When we get to the other side we arrive in an area with a lot of dessert stalls. Neither of us is particularly interested in sweets now so we take no notice. Except start to notice something. There’s a bad smell coming from somewhere. It takes me a few minutes to find the source. In this market there are several stands selling stinky tofu. This helps keep the lines manageable for sure.
We take a bit of a walk to see what our options are:
One thing we saw at this market that we didn’t at previous ones is the presence of different fusion foods. We pass a stand selling Thai style cole slaw and butter chicken rolled in Chinese pancakes. After a wander through all the stalls we get in line for some Vietnamese-inspired tacos.
We start with the “Crispy Fish Banh Mi Taco”
It has many of the ingredients I recognize from Banh Mi sandwiches: pickled vegetables, meat (or fish), chilli, and coriander. But there’s also lime for the fish and it’s served on a freshly cooked tortilla. It is the best combination of the fish tacos I had in New Mexico with the banh mi I have had downtown. It’s so great we go for another.
This time I go for the lemongrass chicken version. Chicken with lemongrass is the first Vietnamese dish I ever tasted and it’s a huge favourite. The chicken is juicy and tender with a good level of lemongrass. All in all it is very tasty but it could have done without the mayonnaise. (I think this is possibly a Toronto thing – even most of the burrito shops offer “burrito sauce” on their burritos – basically mayonnaise. Who eats a burrito with maynnaise?) I leave most of it with Sage and head out to get something more.

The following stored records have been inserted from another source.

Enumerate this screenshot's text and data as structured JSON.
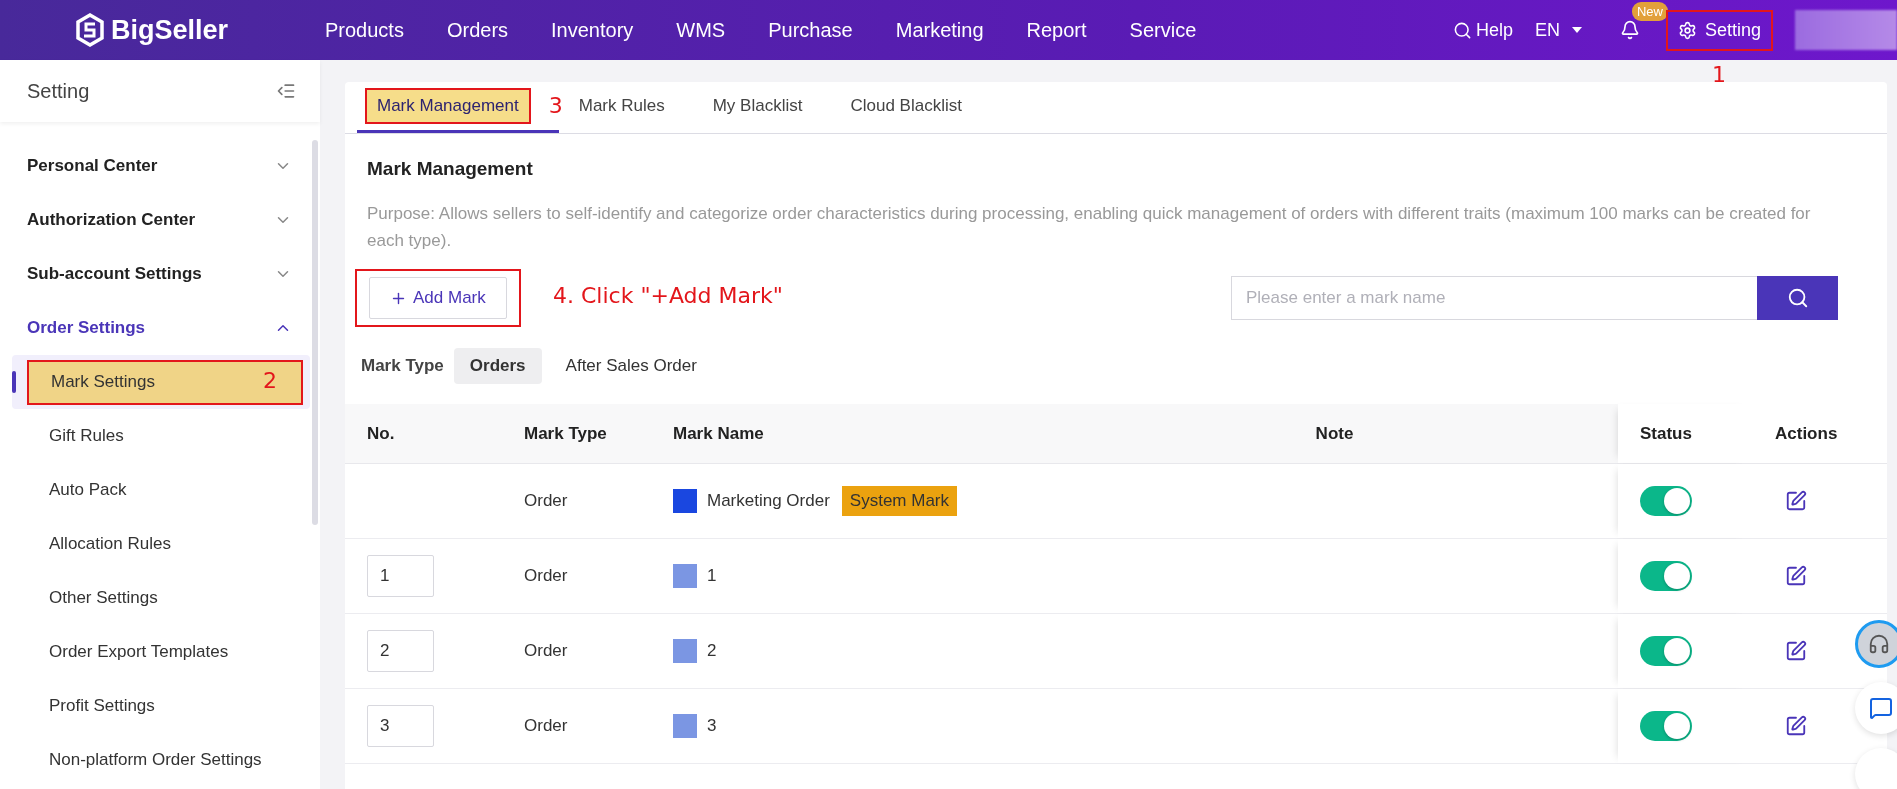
{
  "brand": {
    "name": "BigSeller"
  },
  "nav": [
    {
      "label": "Products"
    },
    {
      "label": "Orders"
    },
    {
      "label": "Inventory"
    },
    {
      "label": "WMS"
    },
    {
      "label": "Purchase"
    },
    {
      "label": "Marketing"
    },
    {
      "label": "Report"
    },
    {
      "label": "Service"
    }
  ],
  "header_tools": {
    "help": "Help",
    "language": "EN",
    "badge": "New",
    "setting": "Setting",
    "setting_highlighted": true
  },
  "sidebar": {
    "title": "Setting",
    "groups": [
      {
        "label": "Personal Center",
        "expanded": false
      },
      {
        "label": "Authorization Center",
        "expanded": false
      },
      {
        "label": "Sub-account Settings",
        "expanded": false
      },
      {
        "label": "Order Settings",
        "expanded": true,
        "items": [
          {
            "label": "Mark Settings",
            "selected": true,
            "highlighted": true
          },
          {
            "label": "Gift Rules",
            "selected": false,
            "highlighted": false
          },
          {
            "label": "Auto Pack",
            "selected": false,
            "highlighted": false
          },
          {
            "label": "Allocation Rules",
            "selected": false,
            "highlighted": false
          },
          {
            "label": "Other Settings",
            "selected": false,
            "highlighted": false
          },
          {
            "label": "Order Export Templates",
            "selected": false,
            "highlighted": false
          },
          {
            "label": "Profit Settings",
            "selected": false,
            "highlighted": false
          },
          {
            "label": "Non-platform Order Settings",
            "selected": false,
            "highlighted": false
          }
        ]
      }
    ]
  },
  "tabs": [
    {
      "label": "Mark Management",
      "selected": true,
      "highlighted": true
    },
    {
      "label": "Mark Rules",
      "selected": false,
      "highlighted": false
    },
    {
      "label": "My Blacklist",
      "selected": false,
      "highlighted": false
    },
    {
      "label": "Cloud Blacklist",
      "selected": false,
      "highlighted": false
    }
  ],
  "section": {
    "title": "Mark Management",
    "purpose": "Purpose: Allows sellers to self-identify and categorize order characteristics during processing, enabling quick management of orders with different traits (maximum 100 marks can be created for each type).",
    "add_button": "Add Mark",
    "add_highlighted": true,
    "search_placeholder": "Please enter a mark name"
  },
  "mark_type": {
    "label": "Mark Type",
    "options": [
      {
        "label": "Orders",
        "selected": true
      },
      {
        "label": "After Sales Order",
        "selected": false
      }
    ]
  },
  "table": {
    "columns": [
      "No.",
      "Mark Type",
      "Mark Name",
      "Note",
      "Status",
      "Actions"
    ],
    "rows": [
      {
        "mark_type": "Order",
        "mark_name": "Marketing Order",
        "color": "#1a47e0",
        "tag": "System Mark",
        "on": true
      },
      {
        "no": "1",
        "mark_type": "Order",
        "mark_name": "1",
        "color": "#7b96e3",
        "on": true
      },
      {
        "no": "2",
        "mark_type": "Order",
        "mark_name": "2",
        "color": "#7b96e3",
        "on": true
      },
      {
        "no": "3",
        "mark_type": "Order",
        "mark_name": "3",
        "color": "#7b96e3",
        "on": true
      }
    ]
  },
  "annotations": {
    "step_1": "1",
    "step_2": "2",
    "step_3": "3",
    "step_4": "4. Click \"+Add Mark\""
  }
}
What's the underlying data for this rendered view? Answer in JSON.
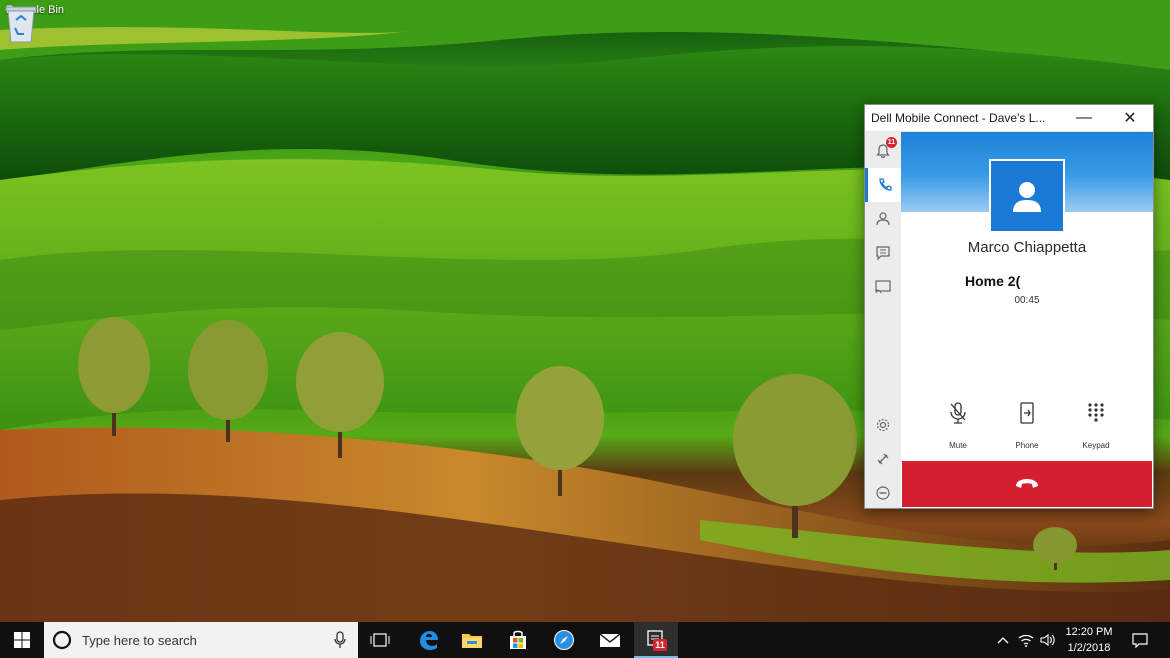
{
  "desktop": {
    "icons": [
      {
        "label": "Recycle Bin",
        "icon": "recycle-bin-icon"
      }
    ]
  },
  "window": {
    "title": "Dell Mobile Connect - Dave's L...",
    "controls": {
      "minimize": "—",
      "close": "✕"
    },
    "sidebar": {
      "items": [
        {
          "name": "notifications",
          "icon": "bell-icon",
          "badge": "11"
        },
        {
          "name": "calls",
          "icon": "phone-icon",
          "active": true
        },
        {
          "name": "contacts",
          "icon": "person-icon"
        },
        {
          "name": "messages",
          "icon": "message-icon"
        },
        {
          "name": "screen-mirror",
          "icon": "cast-icon"
        },
        {
          "name": "settings",
          "icon": "gear-icon"
        },
        {
          "name": "connection",
          "icon": "link-icon"
        },
        {
          "name": "do-not-disturb",
          "icon": "minus-circle-icon"
        }
      ]
    },
    "call": {
      "contact_name": "Marco Chiappetta",
      "line_label": "Home 2(",
      "timer": "00:45",
      "actions": [
        {
          "label": "Mute",
          "icon": "mic-icon"
        },
        {
          "label": "Phone",
          "icon": "phone-transfer-icon"
        },
        {
          "label": "Keypad",
          "icon": "keypad-icon"
        }
      ],
      "hangup_color": "#d31f30"
    }
  },
  "taskbar": {
    "search_placeholder": "Type here to search",
    "badge": "11",
    "time": "12:20 PM",
    "date": "1/2/2018",
    "accent": "#76b9ed"
  }
}
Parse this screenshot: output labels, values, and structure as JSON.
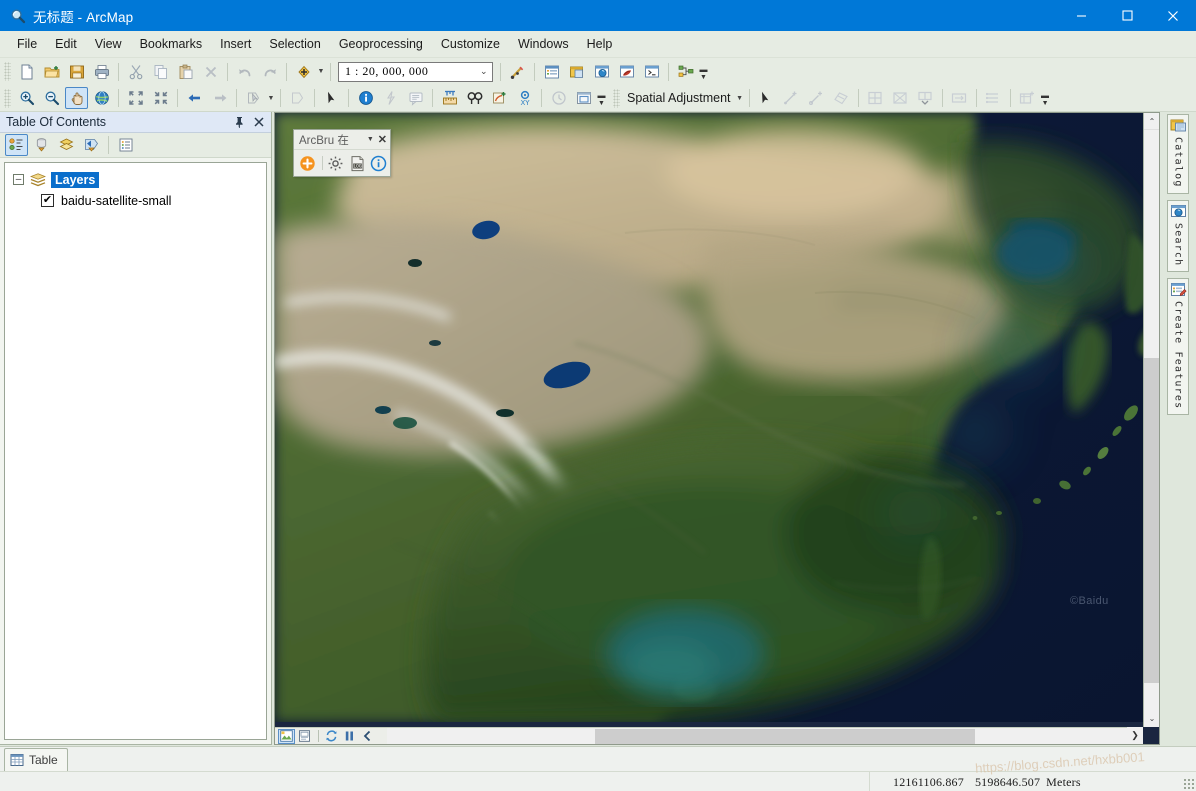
{
  "window": {
    "title": "无标题 - ArcMap",
    "icon": "arcmap-magnifier-icon",
    "minimize": "–",
    "maximize": "□",
    "close": "✕"
  },
  "menu": {
    "items": [
      {
        "label": "File"
      },
      {
        "label": "Edit"
      },
      {
        "label": "View"
      },
      {
        "label": "Bookmarks"
      },
      {
        "label": "Insert"
      },
      {
        "label": "Selection"
      },
      {
        "label": "Geoprocessing"
      },
      {
        "label": "Customize"
      },
      {
        "label": "Windows"
      },
      {
        "label": "Help"
      }
    ]
  },
  "standard_toolbar": {
    "scale_value": "1 : 20, 000, 000",
    "scale_placeholder": "1:20,000,000",
    "buttons": [
      {
        "name": "new-map-icon"
      },
      {
        "name": "open-icon"
      },
      {
        "name": "save-icon"
      },
      {
        "name": "print-icon"
      },
      {
        "name": "cut-icon"
      },
      {
        "name": "copy-icon"
      },
      {
        "name": "paste-icon"
      },
      {
        "name": "delete-icon"
      },
      {
        "name": "undo-icon"
      },
      {
        "name": "redo-icon"
      },
      {
        "name": "add-data-icon"
      },
      {
        "name": "editor-toolbar-icon"
      },
      {
        "name": "table-of-contents-icon"
      },
      {
        "name": "catalog-icon"
      },
      {
        "name": "search-icon"
      },
      {
        "name": "arctoolbox-icon"
      },
      {
        "name": "python-window-icon"
      },
      {
        "name": "model-builder-icon"
      }
    ]
  },
  "tools_toolbar": {
    "spatial_adjustment_label": "Spatial Adjustment",
    "buttons": [
      {
        "name": "zoom-in-icon"
      },
      {
        "name": "zoom-out-icon"
      },
      {
        "name": "pan-icon",
        "active": true
      },
      {
        "name": "full-extent-icon"
      },
      {
        "name": "fixed-zoom-in-icon"
      },
      {
        "name": "fixed-zoom-out-icon"
      },
      {
        "name": "go-back-extent-icon"
      },
      {
        "name": "go-forward-extent-icon"
      },
      {
        "name": "select-features-icon"
      },
      {
        "name": "clear-selection-icon"
      },
      {
        "name": "select-elements-icon"
      },
      {
        "name": "identify-icon"
      },
      {
        "name": "hyperlink-icon"
      },
      {
        "name": "html-popup-icon"
      },
      {
        "name": "measure-icon"
      },
      {
        "name": "find-icon"
      },
      {
        "name": "find-route-icon"
      },
      {
        "name": "go-to-xy-icon"
      },
      {
        "name": "time-slider-icon"
      },
      {
        "name": "create-viewer-window-icon"
      },
      {
        "name": "select-element-arrow-icon"
      },
      {
        "name": "new-displacement-link-icon"
      },
      {
        "name": "new-identity-link-icon"
      },
      {
        "name": "select-links-icon"
      },
      {
        "name": "new-multi-displacement-link-icon"
      },
      {
        "name": "edge-snap-icon"
      },
      {
        "name": "edge-match-icon"
      },
      {
        "name": "attribute-transfer-icon"
      },
      {
        "name": "link-table-icon"
      },
      {
        "name": "view-link-table-icon"
      }
    ]
  },
  "table_of_contents": {
    "title": "Table Of Contents",
    "pin_icon": "pin-icon",
    "close_icon": "close-icon",
    "toolbar_buttons": [
      {
        "name": "list-by-drawing-order-icon",
        "active": true
      },
      {
        "name": "list-by-source-icon"
      },
      {
        "name": "list-by-visibility-icon"
      },
      {
        "name": "list-by-selection-icon"
      },
      {
        "name": "options-icon"
      }
    ],
    "tree": {
      "root": {
        "label": "Layers",
        "expander": "–",
        "selected": true
      },
      "layers": [
        {
          "label": "baidu-satellite-small",
          "checked": true,
          "checkmark": "✔"
        }
      ]
    }
  },
  "arcbru_toolbar": {
    "title": "ArcBru 在",
    "dropdown_icon": "chevron-down-icon",
    "close_icon": "close-icon",
    "buttons": [
      {
        "name": "add-basemap-icon"
      },
      {
        "name": "settings-gear-icon"
      },
      {
        "name": "export-log-icon"
      },
      {
        "name": "about-info-icon"
      }
    ]
  },
  "map": {
    "basemap_attribution": "©Baidu",
    "bottom_buttons": [
      {
        "name": "data-view-icon",
        "active": true
      },
      {
        "name": "layout-view-icon"
      },
      {
        "name": "refresh-view-icon"
      },
      {
        "name": "pause-drawing-icon"
      },
      {
        "name": "previous-extent-icon"
      }
    ],
    "scrollbars": {
      "vertical_up": "⌃",
      "vertical_down": "⌄",
      "horizontal_right": "❯"
    }
  },
  "right_dock": {
    "tabs": [
      {
        "label": "Catalog",
        "icon": "catalog-icon"
      },
      {
        "label": "Search",
        "icon": "search-icon"
      },
      {
        "label": "Create Features",
        "icon": "create-features-icon"
      }
    ]
  },
  "bottom": {
    "table_tab": {
      "label": "Table",
      "icon": "table-icon"
    }
  },
  "status_bar": {
    "coordinates_x": "12161106.867",
    "coordinates_y": "5198646.507",
    "units": "Meters",
    "watermark": "https://blog.csdn.net/hxbb001"
  }
}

Most North Americans have a fairly limited idea of what Chinese food is. The usual fare available at the average hometown Chinese restaurant includes sweet and sour chicken, maybe General Tao’s chicken, pepper beef, and egg rolls. But there is so much more. Some know about other dishes like Sichuan style food or dim sum. But I only recently learned that in the west of China is a large Muslim population and many of the dishes there are similar to what you might find in the middle east. For example, grilled lamb skewers seasoned with cumin and chilli are very common and becoming more common here in Toronto as well. I order two for myself, knowing that Sage is not a fan of lamb.
They’re OK but fairly fatty and much more food than I thought. I would’ve been fine with one, I think – especially considering that I was eating these alone. Back out I went. This time I brought back a Chinese bun. The bun was cooked in a clay oven very similar to a tandoor. The bread was similar to naan and had seasoned pork, chillis, mustard greens and other vegetables in it. It was really delicious.As I walk I see many people carrying grilled squid on a stick. I’m a big fan of seafood but squid is a little chewy for my liking. But I’m clearly in the minority today.
I head out again and go to a couple stalls before returning to the shady spot Sage has staked a claim on. I go to a stall selling Korean food with a choice of various pancakes, pork, and boneless fried chicken. I order some hoping for some spicy karaage chicken. What I get isn’t bad but is just fried chicken. The bibimbap sauce on top provides a little flavour but is not the fiery bite I am hoping for.
The next dish I pick up is a cold Sichuan noodle dish. This is just the sort of thing I need on a hot day like today. The noodles are cold and cooked well with an al dente bite to them. They’re served with julienned cucumber, a couple of slices of sausage and a generous dose of spicy Sichuan pepper-infused sauce in the bottom. It was really really tasty but still not as spicy as I was hoping for. There are only a few places I know of that manage to make it that hot. I may have to go back to one of them sometime soon.
By this time we’re both overheated and stuffed to bursting. We head back and for a change of pace catch the commuter train downtown that is just arriving. We join a number of families from the suburbs heading downtown for a baseball game so the train is pretty full. We don’t mind, though. It is air conditioned to near-extreme levels. We are finally cooled off by the time we pull in to Union Station.